In 2021, a single Medicaid applicant must have income less than $2,382 per month and may keep up to $2,000 in countable assets to qualify financially. Generally, the government considers certain assets to be exempt or “non-countable” (usually up to a specific allowable amount).
Not all people with low-incomes are eligible for Medicaid. In the 15 states that have not implemented the ACA Medicaid expansion (as of April 2020), adults over 21 are generally ineligible for Medicaid no matter how low their incomes are unless they are pregnant, caring for children, elderly, or have a disability.
Adults are eligible for Medi-Cal if their monthly income is 138 percent or less of the FPL. For dependents under the age of 19, a household income of 266 percent or less makes them eligible for Medi-Cal. A single adult can earn up to $17,775 in 2021 and still qualify for Medi-Cal.
Medicaid beneficiaries generally must be residents of the state in which they are receiving Medicaid. They must be either citizens of the United States or certain qualified non-citizens, such as lawful permanent residents. In addition, some eligibility groups are limited by age, or by pregnancy or parenting status.
Medicaid only provides medical benefits. Social Security provides a direct cash payment. For both programs, your disability must substantially harm your ability to work. Both Social Security and Medicaid require that your disability be expected to last for at least 12 months.
To be considered dually eligible, persons must be enrolled in Medicare Part A, which is hospital insurance, and / or Medicare Part B, which is medical insurance. As an alternative to Original Medicare (Part A and Part B), persons may opt for Medicare Part C, which is also known as Medicare Advantage.
Medicaid is the government health insurance program for people with low income and the disabled. There used to be a limit on how much you could have in assets and still qualify for Medicaid. Medicaid does not look at an applicant’s savings and other financial resources unless the person is 65 or older or disabled.
Does Medicaid Check Bank Accounts? This one has an easy answer – yes. You will need to provide a variety of documents to verify the information you provide on your Medicaid application, and that is sure to include checking and savings accounts.

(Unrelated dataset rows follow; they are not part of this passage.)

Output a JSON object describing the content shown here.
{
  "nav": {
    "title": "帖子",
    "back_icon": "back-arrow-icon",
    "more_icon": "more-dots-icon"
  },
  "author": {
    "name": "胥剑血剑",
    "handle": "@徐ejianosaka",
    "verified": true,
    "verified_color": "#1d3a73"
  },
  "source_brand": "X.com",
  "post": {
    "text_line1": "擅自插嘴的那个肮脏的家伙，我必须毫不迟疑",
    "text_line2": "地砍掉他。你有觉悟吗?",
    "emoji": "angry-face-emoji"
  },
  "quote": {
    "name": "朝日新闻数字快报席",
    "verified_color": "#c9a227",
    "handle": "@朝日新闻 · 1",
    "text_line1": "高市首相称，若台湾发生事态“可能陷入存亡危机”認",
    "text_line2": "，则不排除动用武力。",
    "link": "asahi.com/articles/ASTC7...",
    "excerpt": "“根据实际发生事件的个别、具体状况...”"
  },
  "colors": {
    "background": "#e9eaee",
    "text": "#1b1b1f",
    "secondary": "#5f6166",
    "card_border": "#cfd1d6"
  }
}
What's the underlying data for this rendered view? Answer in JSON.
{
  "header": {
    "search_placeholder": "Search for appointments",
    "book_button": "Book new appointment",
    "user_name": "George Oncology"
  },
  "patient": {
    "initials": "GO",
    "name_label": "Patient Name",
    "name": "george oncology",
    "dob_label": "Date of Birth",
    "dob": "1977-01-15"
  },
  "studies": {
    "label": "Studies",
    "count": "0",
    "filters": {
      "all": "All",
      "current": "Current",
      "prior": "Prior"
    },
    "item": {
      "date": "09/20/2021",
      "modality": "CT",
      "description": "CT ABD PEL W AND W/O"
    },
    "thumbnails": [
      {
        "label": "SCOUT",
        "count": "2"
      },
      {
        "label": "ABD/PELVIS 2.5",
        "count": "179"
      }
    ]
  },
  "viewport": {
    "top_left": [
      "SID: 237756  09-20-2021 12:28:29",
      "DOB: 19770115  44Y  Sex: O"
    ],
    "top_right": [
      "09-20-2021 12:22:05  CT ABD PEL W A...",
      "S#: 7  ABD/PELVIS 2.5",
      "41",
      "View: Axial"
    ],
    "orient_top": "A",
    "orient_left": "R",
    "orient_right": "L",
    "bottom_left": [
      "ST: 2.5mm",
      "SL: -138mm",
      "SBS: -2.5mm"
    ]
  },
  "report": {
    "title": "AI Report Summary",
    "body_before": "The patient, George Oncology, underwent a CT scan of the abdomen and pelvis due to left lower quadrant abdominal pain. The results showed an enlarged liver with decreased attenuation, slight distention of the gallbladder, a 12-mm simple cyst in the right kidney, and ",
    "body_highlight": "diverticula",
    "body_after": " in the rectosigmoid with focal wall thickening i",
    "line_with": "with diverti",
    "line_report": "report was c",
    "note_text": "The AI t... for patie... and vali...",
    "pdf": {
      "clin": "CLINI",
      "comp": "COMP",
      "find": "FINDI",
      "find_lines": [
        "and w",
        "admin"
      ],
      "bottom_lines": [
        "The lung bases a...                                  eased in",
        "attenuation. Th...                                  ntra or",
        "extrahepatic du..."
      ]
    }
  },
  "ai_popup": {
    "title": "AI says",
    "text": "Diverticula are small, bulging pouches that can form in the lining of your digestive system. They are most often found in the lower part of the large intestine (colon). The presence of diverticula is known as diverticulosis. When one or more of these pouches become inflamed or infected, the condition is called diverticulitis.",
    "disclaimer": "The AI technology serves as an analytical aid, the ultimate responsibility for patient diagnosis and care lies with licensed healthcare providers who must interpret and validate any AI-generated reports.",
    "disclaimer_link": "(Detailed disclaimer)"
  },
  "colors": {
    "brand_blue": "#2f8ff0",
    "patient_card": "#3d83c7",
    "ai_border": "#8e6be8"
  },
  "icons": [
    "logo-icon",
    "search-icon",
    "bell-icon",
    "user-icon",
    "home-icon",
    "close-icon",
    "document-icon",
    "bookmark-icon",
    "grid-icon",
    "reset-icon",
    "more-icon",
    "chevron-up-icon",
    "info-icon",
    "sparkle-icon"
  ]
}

You may have up to $2,000 in assets as an individual or $3,000 in assets as a couple. Some of your personal assets are not considered when determining whether you qualify for Medi-Cal coverage.